“Obviously the consumers are the losers, because it means the checking and fitting of eyeglasses is still completely unregulated in Maryland,” said Douglas Corby, legislative chairman for the Optician’s Association of Maryland.
Twenty-one states currently require certification of opticians, but Maryland opticians require no certification or education standard — not even a high school diploma.
Supporters said they would introduce the bill again next year, after the House Environmental Matters Committee voted 11-9 to kill a watered-down version of their bill Friday.
But opponents say certification is unnecessary and merely an attempt by smaller optical shops to drive up costs and gain a greater share of the market now dominated by large chain stores.
“A certain segment of Maryland opticians would like to bolster and self-aggrandize themselves without any need or justification by the public,” said Bruce C. Bereano, a lobbyist for Cole Vision, the nation’s largest eyewear chain.
Certification opponents say rigorous in-house training provides opticians with all the education they need. Bereano noted that opticians have existed without government regulation in most states for over 50 years with few complaints.
Opponents said there were only 30 vision-care complaints against opticians filed with the Attorney General’s Office in 1997, a year in which the opticians sold about 432,000 pairs of corrective lenses.
Frank Rozak, secretary-treasurer of the National Association of Optometrics and Opticians, said the low number of complaints shows that the industry has upheld high quality standards on its own.

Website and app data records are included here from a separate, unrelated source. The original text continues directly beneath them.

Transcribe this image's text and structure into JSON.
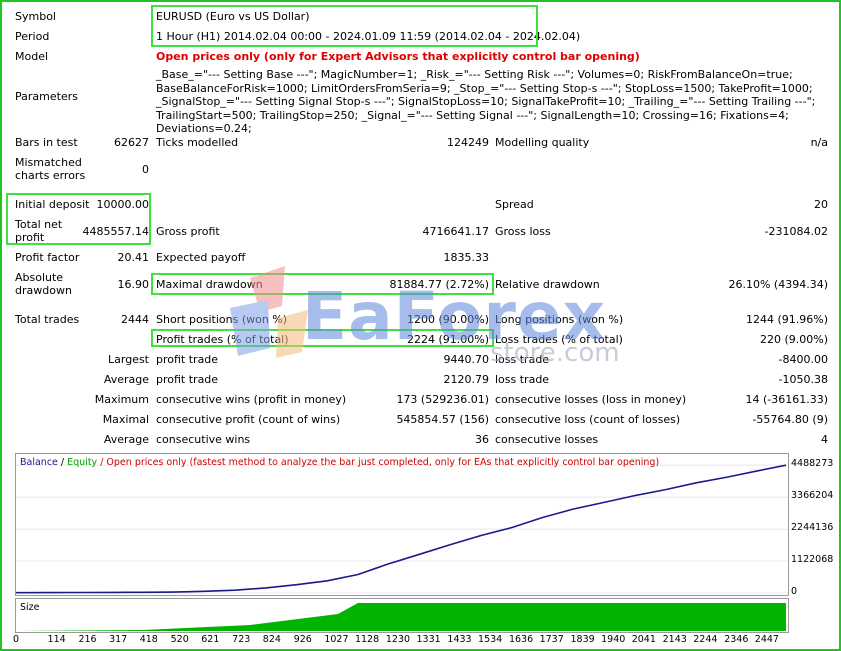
{
  "labels": {
    "symbol": "Symbol",
    "period": "Period",
    "model": "Model",
    "parameters": "Parameters",
    "bars_in_test": "Bars in test",
    "ticks_modelled": "Ticks modelled",
    "modelling_quality": "Modelling quality",
    "mismatched": "Mismatched",
    "charts_errors": "charts errors",
    "initial_deposit": "Initial deposit",
    "spread": "Spread",
    "total_net": "Total net",
    "profit": "profit",
    "gross_profit": "Gross profit",
    "gross_loss": "Gross loss",
    "profit_factor": "Profit factor",
    "expected_payoff": "Expected payoff",
    "absolute": "Absolute",
    "drawdown": "drawdown",
    "maximal_drawdown": "Maximal drawdown",
    "relative_drawdown": "Relative drawdown",
    "total_trades": "Total trades",
    "short_positions": "Short positions (won %)",
    "long_positions": "Long positions (won %)",
    "profit_trades": "Profit trades (% of total)",
    "loss_trades": "Loss trades (% of total)",
    "largest": "Largest",
    "average": "Average",
    "maximum": "Maximum",
    "maximal": "Maximal",
    "profit_trade": "profit trade",
    "loss_trade": "loss trade",
    "consec_wins_money": "consecutive wins (profit in money)",
    "consec_losses_money": "consecutive losses (loss in money)",
    "consec_profit_count": "consecutive profit (count of wins)",
    "consec_loss_count": "consecutive loss (count of losses)",
    "consec_wins": "consecutive wins",
    "consec_losses": "consecutive losses"
  },
  "values": {
    "symbol": "EURUSD (Euro vs US Dollar)",
    "period": "1 Hour (H1) 2014.02.04 00:00 - 2024.01.09 11:59 (2014.02.04 - 2024.02.04)",
    "model": "Open prices only (only for Expert Advisors that explicitly control bar opening)",
    "parameters": "_Base_=\"--- Setting Base ---\"; MagicNumber=1; _Risk_=\"--- Setting Risk ---\"; Volumes=0; RiskFromBalanceOn=true; BaseBalanceForRisk=1000; LimitOrdersFromSeria=9; _Stop_=\"--- Setting Stop-s ---\"; StopLoss=1500; TakeProfit=1000; _SignalStop_=\"--- Setting Signal Stop-s ---\"; SignalStopLoss=10; SignalTakeProfit=10; _Trailing_=\"--- Setting Trailing ---\"; TrailingStart=500; TrailingStop=250; _Signal_=\"--- Setting Signal ---\"; SignalLength=10; Crossing=16; Fixations=4; Deviations=0.24;",
    "bars_in_test": "62627",
    "ticks_modelled": "124249",
    "modelling_quality": "n/a",
    "mismatched": "0",
    "initial_deposit": "10000.00",
    "spread": "20",
    "total_net_profit": "4485557.14",
    "gross_profit": "4716641.17",
    "gross_loss": "-231084.02",
    "profit_factor": "20.41",
    "expected_payoff": "1835.33",
    "absolute_drawdown": "16.90",
    "maximal_drawdown": "81884.77 (2.72%)",
    "relative_drawdown": "26.10% (4394.34)",
    "total_trades": "2444",
    "short_positions": "1200 (90.00%)",
    "long_positions": "1244 (91.96%)",
    "profit_trades": "2224 (91.00%)",
    "loss_trades": "220 (9.00%)",
    "largest_profit": "9440.70",
    "largest_loss": "-8400.00",
    "average_profit": "2120.79",
    "average_loss": "-1050.38",
    "max_consec_wins": "173 (529236.01)",
    "max_consec_losses": "14 (-36161.33)",
    "maximal_consec_profit": "545854.57 (156)",
    "maximal_consec_loss": "-55764.80 (9)",
    "avg_consec_wins": "36",
    "avg_consec_losses": "4"
  },
  "watermark": {
    "logo_text": "EaForex",
    "sub_text": "store.com"
  },
  "colors": {
    "highlight": "#3ee23e",
    "balance": "#1a1a8c",
    "equity": "#00a000",
    "model_red": "#e00000",
    "size_fill": "#00b400"
  },
  "chart_data": {
    "type": "line",
    "legend": {
      "balance": "Balance",
      "sep": " / ",
      "equity": "Equity",
      "rest": " / Open prices only (fastest method to analyze the bar just completed, only for EAs that explicitly control bar opening)"
    },
    "y_ticks": [
      "4488273",
      "3366204",
      "2244136",
      "1122068",
      "0"
    ],
    "y_tick_values": [
      4488273,
      3366204,
      2244136,
      1122068,
      0
    ],
    "x_ticks": [
      "0",
      "114",
      "216",
      "317",
      "418",
      "520",
      "621",
      "723",
      "824",
      "926",
      "1027",
      "1128",
      "1230",
      "1331",
      "1433",
      "1534",
      "1636",
      "1737",
      "1839",
      "1940",
      "2041",
      "2143",
      "2244",
      "2346",
      "2447"
    ],
    "ylim": [
      0,
      4600000
    ],
    "xlim": [
      0,
      2540
    ],
    "series": [
      {
        "name": "Balance",
        "x": [
          0,
          114,
          216,
          317,
          418,
          520,
          621,
          723,
          824,
          926,
          1027,
          1128,
          1230,
          1331,
          1433,
          1534,
          1636,
          1737,
          1839,
          1940,
          2041,
          2143,
          2244,
          2346,
          2447,
          2540
        ],
        "y": [
          10000,
          15000,
          18000,
          22000,
          26000,
          30000,
          60000,
          100000,
          180000,
          290000,
          430000,
          650000,
          1030000,
          1360000,
          1700000,
          2020000,
          2300000,
          2650000,
          2950000,
          3180000,
          3420000,
          3630000,
          3870000,
          4070000,
          4290000,
          4488273
        ]
      }
    ],
    "size_label": "Size",
    "size_ramp": {
      "start": 418,
      "plateau": 1128
    }
  }
}
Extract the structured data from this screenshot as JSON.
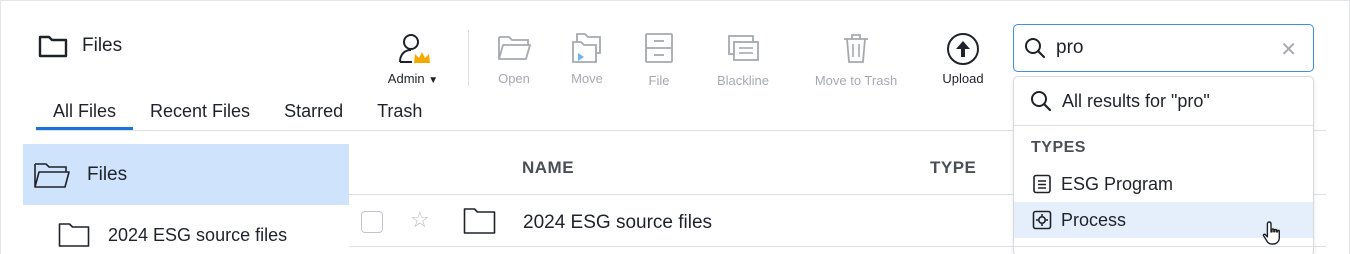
{
  "header": {
    "title": "Files"
  },
  "toolbar": {
    "admin_label": "Admin",
    "open_label": "Open",
    "move_label": "Move",
    "file_label": "File",
    "blackline_label": "Blackline",
    "trash_label": "Move to Trash",
    "upload_label": "Upload"
  },
  "tabs": [
    "All Files",
    "Recent Files",
    "Starred",
    "Trash"
  ],
  "sidebar": {
    "selected": "Files",
    "items": [
      "2024 ESG source files"
    ]
  },
  "table": {
    "columns": [
      "NAME",
      "TYPE"
    ],
    "rows": [
      {
        "name": "2024 ESG source files"
      }
    ]
  },
  "search": {
    "value": "pro",
    "dropdown": {
      "all_results": "All results for \"pro\"",
      "types_heading": "TYPES",
      "types": [
        "ESG Program",
        "Process"
      ]
    }
  },
  "colors": {
    "accent": "#1a73d9",
    "selected_bg": "#cfe3fc",
    "highlight_bg": "#e5effc",
    "admin_crown": "#f5a800"
  }
}
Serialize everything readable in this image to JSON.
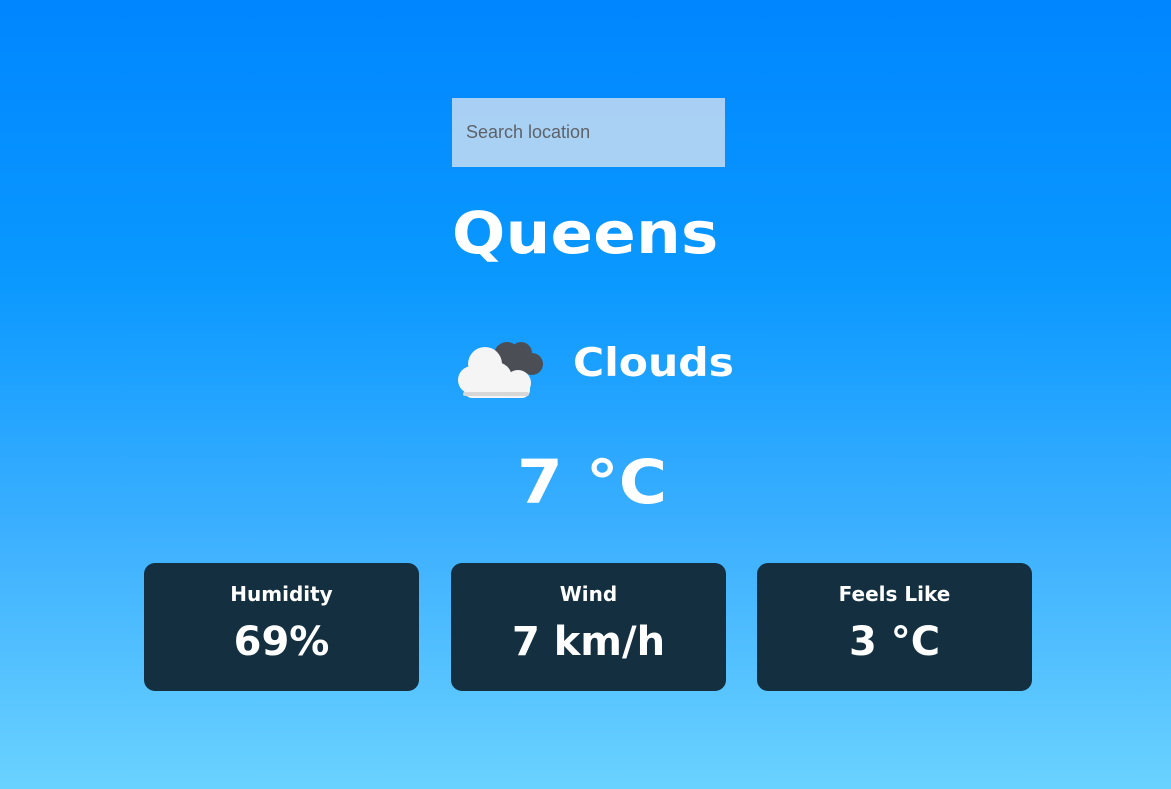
{
  "search": {
    "placeholder": "Search location"
  },
  "location": {
    "city": "Queens"
  },
  "weather": {
    "condition": "Clouds",
    "temperature": "7 °C",
    "icon": "clouds-icon"
  },
  "stats": [
    {
      "label": "Humidity",
      "value": "69%"
    },
    {
      "label": "Wind",
      "value": "7 km/h"
    },
    {
      "label": "Feels Like",
      "value": "3 °C"
    }
  ],
  "colors": {
    "background_top": "#0086ff",
    "background_bottom": "#6ad2ff",
    "card_background": "#132f40",
    "text": "#ffffff",
    "search_background": "#e3e8f0"
  }
}
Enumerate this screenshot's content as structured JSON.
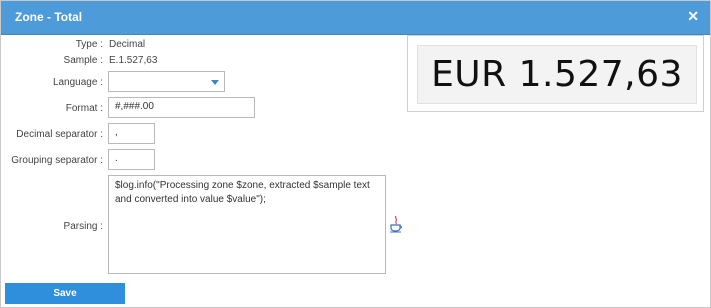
{
  "dialog": {
    "title": "Zone - Total",
    "close_glyph": "✕"
  },
  "info": {
    "type_label": "Type :",
    "type_value": "Decimal",
    "sample_label": "Sample :",
    "sample_value": "E.1.527,63"
  },
  "form": {
    "language_label": "Language :",
    "language_value": "",
    "format_label": "Format :",
    "format_value": "#,###.00",
    "decimal_separator_label": "Decimal separator :",
    "decimal_separator_value": ",",
    "grouping_separator_label": "Grouping separator :",
    "grouping_separator_value": ".",
    "parsing_label": "Parsing :",
    "parsing_value": "$log.info(\"Processing zone $zone, extracted $sample text and converted into value $value\");"
  },
  "preview": {
    "image_text": "EUR 1.527,63"
  },
  "actions": {
    "save_label": "Save"
  },
  "colors": {
    "titlebar": "#4d9bd8",
    "save_button": "#2f8fdc",
    "java_icon": "#d9534f"
  },
  "icons": {
    "close": "close-icon",
    "java": "java-icon",
    "dropdown": "chevron-down-icon"
  }
}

The failed bill originally called for Maryland opticians to pass a certification test before they could fill eyewear prescriptions. It also would have formed a regulatory board to oversee the process.
But it ran into trouble when the Board of Physician Quality Assurance balked at its proposed role as overseer of the certification process. Sponsors were unable to find another agency to administer the certification.
In an effort to salvage the bill, supporters offered amendments to drop the certification requirement and instead create a nine-member task force of legislators and state health agency officials to review optician service in Maryland. The amendments also called on the Board of Physician Quality Assurance to register opticians, without having to certify them.
But the diluted version of the bill was still defeated 11-9 by the Environmental Matters Committee.
Del. John Arnick, D-Baltimore County and the bill’s chief sponsor, said he will reintroduce the bill next year and worried that the public is dangerously uninformed about who takes care of their eyes.
“It’s a health-related issue and people have no idea what’s going on,” Arnick said.